Stand-up comedy, a major attraction on entertainment channels just a few years back, has virtually disappeared from TV and is sprouting on the platform of Internet.
After “The Great India Laughter Challenge” in 2017, it’s hard to recall any stand-up comedy show of significance telecast on any Hindi TV channel.
While it is being missed on TV channels, the urban youth is getting its dose of humour with comedy shows and channels on the Internet.
There are comedians Kunal Kamra, Zakir Khan, Atul Khatri, Varun Grover and of course, Vir Das, Hasan Minhaj and the like, who have become the millennials’ favourites with their content which has got a platform via social media, live concerts and shows on OTT platforms or on YouTube.
Comedian Abhishek Walia, winner of the fifth season of stand-up comedy reality show “The Great Indian Laughter Challenge”, finds “lack of innovation” and “censorship” the main reasons behind the downfall of stand-up comedy on the Hindi small screen.
“StarPlus’ tagline says ‘Rishta wahi, soch nayi’, but recalling my experience of working with the channel, I would say that it believes in ‘Ristha wahi, soch bhi wahi’.
“Production houses are not ready to bring changes in the format of the shows, especially stand-up comedy shows. You can’t even say ‘kutta (dog)’ while performing acts on TV. And If you are planning to make a joke against the government, makers will cancel your stint,” Walia told IANS.
He was referring to comedian Shyam Rangeela’s experience two years ago.
Shyam Rangeela was stopped by StarPlus from mimicking Prime Minister Narendra Modi and Congress President Rahul Gandhi on the show. On a short notice, he was asked to prepare fresh scripts after his act on Modi got rejected.
Walia said: “I understand there is a pressure on production houses and they have certain policies, but with time, comedy has evolved and one can’t serve the audience the same thing. Comedians should be given freedom to express in acts.”
Shows like “Acting Ki Funshaala”, “Comedy Circus”, “Funjabbi Chak De” and “Mazaak Mazaak Mein” were once popular. It was almost a daily dose of comedy.
But as far as the current scenario is concerned, it is only “The Kapil Sharma Show” that pops up in the mind. And that too cannot qualify as a proper stand-up comedy show as a major part of it involves a chat-with-celebrities format.
Actress Archana Puran Singh, who is currently a part of comedian Kapil Sharma’s show and has judged several comedy shows in the past, said: “A higher level of stand-up comedians is required, and the number of people who can do that level are not many.
“That is why stand-up comedy shows are less on TV. Television holds on to masses.
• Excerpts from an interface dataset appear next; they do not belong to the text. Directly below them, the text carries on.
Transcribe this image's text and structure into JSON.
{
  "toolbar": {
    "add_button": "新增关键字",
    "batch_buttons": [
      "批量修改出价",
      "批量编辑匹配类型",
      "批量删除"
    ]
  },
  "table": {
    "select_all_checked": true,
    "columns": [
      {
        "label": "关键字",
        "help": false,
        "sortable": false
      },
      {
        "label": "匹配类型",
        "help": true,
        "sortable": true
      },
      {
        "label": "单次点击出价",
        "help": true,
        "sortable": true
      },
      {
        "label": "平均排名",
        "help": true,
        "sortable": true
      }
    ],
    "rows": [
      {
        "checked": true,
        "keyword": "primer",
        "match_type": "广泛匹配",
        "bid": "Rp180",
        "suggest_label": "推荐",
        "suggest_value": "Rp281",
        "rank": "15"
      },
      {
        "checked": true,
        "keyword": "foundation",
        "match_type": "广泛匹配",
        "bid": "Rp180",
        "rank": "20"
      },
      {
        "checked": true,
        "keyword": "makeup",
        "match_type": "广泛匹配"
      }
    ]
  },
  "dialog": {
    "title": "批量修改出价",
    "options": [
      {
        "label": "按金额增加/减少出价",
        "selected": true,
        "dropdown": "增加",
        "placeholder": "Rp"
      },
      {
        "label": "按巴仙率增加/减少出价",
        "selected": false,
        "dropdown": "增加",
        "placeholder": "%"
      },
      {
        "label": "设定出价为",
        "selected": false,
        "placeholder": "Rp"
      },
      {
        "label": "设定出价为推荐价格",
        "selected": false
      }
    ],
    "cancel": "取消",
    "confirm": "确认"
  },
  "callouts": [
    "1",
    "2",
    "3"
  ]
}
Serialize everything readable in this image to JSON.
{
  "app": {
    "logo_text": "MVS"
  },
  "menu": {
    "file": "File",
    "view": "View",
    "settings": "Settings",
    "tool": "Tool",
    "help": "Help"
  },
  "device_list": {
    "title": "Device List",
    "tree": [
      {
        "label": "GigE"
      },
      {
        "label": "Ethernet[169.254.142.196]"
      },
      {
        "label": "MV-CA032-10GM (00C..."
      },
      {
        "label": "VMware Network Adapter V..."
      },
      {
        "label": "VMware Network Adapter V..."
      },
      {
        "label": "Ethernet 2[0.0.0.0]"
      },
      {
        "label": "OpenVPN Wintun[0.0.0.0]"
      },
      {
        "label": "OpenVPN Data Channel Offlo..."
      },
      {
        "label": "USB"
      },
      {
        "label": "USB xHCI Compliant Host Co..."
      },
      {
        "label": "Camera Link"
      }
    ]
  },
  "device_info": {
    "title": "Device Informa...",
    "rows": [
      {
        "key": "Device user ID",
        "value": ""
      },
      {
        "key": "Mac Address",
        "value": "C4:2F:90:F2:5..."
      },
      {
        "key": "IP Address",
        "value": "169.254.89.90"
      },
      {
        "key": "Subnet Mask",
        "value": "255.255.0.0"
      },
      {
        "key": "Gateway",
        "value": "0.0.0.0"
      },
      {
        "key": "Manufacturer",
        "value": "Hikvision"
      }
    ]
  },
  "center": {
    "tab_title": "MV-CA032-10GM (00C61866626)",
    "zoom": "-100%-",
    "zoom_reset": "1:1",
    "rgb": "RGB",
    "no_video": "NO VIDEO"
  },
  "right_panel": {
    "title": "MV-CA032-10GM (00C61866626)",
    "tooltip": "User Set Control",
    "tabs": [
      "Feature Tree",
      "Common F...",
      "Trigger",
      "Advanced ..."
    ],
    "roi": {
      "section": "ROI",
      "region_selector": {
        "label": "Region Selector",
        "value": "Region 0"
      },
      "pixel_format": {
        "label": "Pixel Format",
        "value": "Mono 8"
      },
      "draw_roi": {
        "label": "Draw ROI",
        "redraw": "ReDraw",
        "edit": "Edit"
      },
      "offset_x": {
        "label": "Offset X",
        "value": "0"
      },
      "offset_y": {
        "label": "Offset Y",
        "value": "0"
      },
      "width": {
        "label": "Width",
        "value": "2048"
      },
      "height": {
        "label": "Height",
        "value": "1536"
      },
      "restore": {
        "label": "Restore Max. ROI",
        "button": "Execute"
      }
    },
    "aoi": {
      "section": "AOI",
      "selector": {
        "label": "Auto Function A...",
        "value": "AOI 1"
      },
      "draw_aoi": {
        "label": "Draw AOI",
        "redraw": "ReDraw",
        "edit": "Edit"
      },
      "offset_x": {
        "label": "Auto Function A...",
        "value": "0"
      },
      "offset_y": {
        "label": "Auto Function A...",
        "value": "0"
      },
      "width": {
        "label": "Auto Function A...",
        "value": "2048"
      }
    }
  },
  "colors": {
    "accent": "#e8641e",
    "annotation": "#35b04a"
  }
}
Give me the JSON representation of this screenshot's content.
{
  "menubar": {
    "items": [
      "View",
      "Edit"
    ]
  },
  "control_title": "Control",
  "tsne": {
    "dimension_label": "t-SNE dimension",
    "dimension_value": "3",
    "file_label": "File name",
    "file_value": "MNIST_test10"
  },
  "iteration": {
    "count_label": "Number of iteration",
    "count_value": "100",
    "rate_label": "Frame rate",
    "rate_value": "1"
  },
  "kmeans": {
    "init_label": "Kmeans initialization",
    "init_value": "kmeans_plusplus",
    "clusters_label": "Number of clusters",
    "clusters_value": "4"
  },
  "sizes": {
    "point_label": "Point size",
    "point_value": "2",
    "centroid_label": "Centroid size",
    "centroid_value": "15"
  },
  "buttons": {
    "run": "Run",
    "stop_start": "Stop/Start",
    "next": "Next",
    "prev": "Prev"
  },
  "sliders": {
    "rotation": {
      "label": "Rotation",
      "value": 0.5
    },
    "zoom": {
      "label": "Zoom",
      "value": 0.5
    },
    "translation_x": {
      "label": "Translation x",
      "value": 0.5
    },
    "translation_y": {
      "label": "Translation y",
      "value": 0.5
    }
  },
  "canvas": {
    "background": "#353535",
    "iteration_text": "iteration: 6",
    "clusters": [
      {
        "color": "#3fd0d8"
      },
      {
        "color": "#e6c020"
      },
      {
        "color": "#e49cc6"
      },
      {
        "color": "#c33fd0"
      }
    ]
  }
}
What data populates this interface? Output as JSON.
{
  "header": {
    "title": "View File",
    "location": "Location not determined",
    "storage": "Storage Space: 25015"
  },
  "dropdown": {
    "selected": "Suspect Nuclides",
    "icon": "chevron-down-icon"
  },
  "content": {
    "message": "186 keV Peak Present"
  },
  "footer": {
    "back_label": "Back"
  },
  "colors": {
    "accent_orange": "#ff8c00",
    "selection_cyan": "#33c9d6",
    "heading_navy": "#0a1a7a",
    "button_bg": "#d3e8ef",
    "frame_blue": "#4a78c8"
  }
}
What comedians are doing on the Internet is quite westernised.
“They appeal more to English-speaking people. If you have to survive on TV, it is a must to appeal to masses. Therefore, comedians who appeal to masses can go a long way on television and Kapil Sharma is one of them.”
Comedy is considered a difficult genre. Is that also a reason why TV channels are no longer interested in the risk-taking business and want to play safe?
IANS tried to contact officials of multiple channels, but they refused to comment.
Comedian Chandan Prabhakar said the “difficulty level” is one reason why there are less number of stand-up TV comedy shows.
“Comedy is a tough subject to do. Everyone can’t do comedy. You can find a dance school or music school, but you cannot find a comedy school. No one can teach you comedy,” added Chandan, who made his TV debut with “The Great Indian Laughter Challenge” season 3. He is now working with Kapil on his on-going show.
There’s still hope for the return of stand-up comedy on TV.
Sunil Pal, one of the small screen’s favourite comedians, says the Internet cannot make everyone laugh.
“There are many people who do not even know what Internet is. They still binge watch shows on their TV set. There are people who still wait for 9 p.m. to watch their favourite shows on TV.
“TV has its own magic…I wish channels start creating more comedy shows for TV audience as it will also help comedians in getting more opportunities to spread their humour and in gaining face value,” he said.
(Simran Sethi can be contacted at firstname.lastname@example.org)
(This story has not been edited by Business Standard staff and is auto-generated from a syndicated feed.)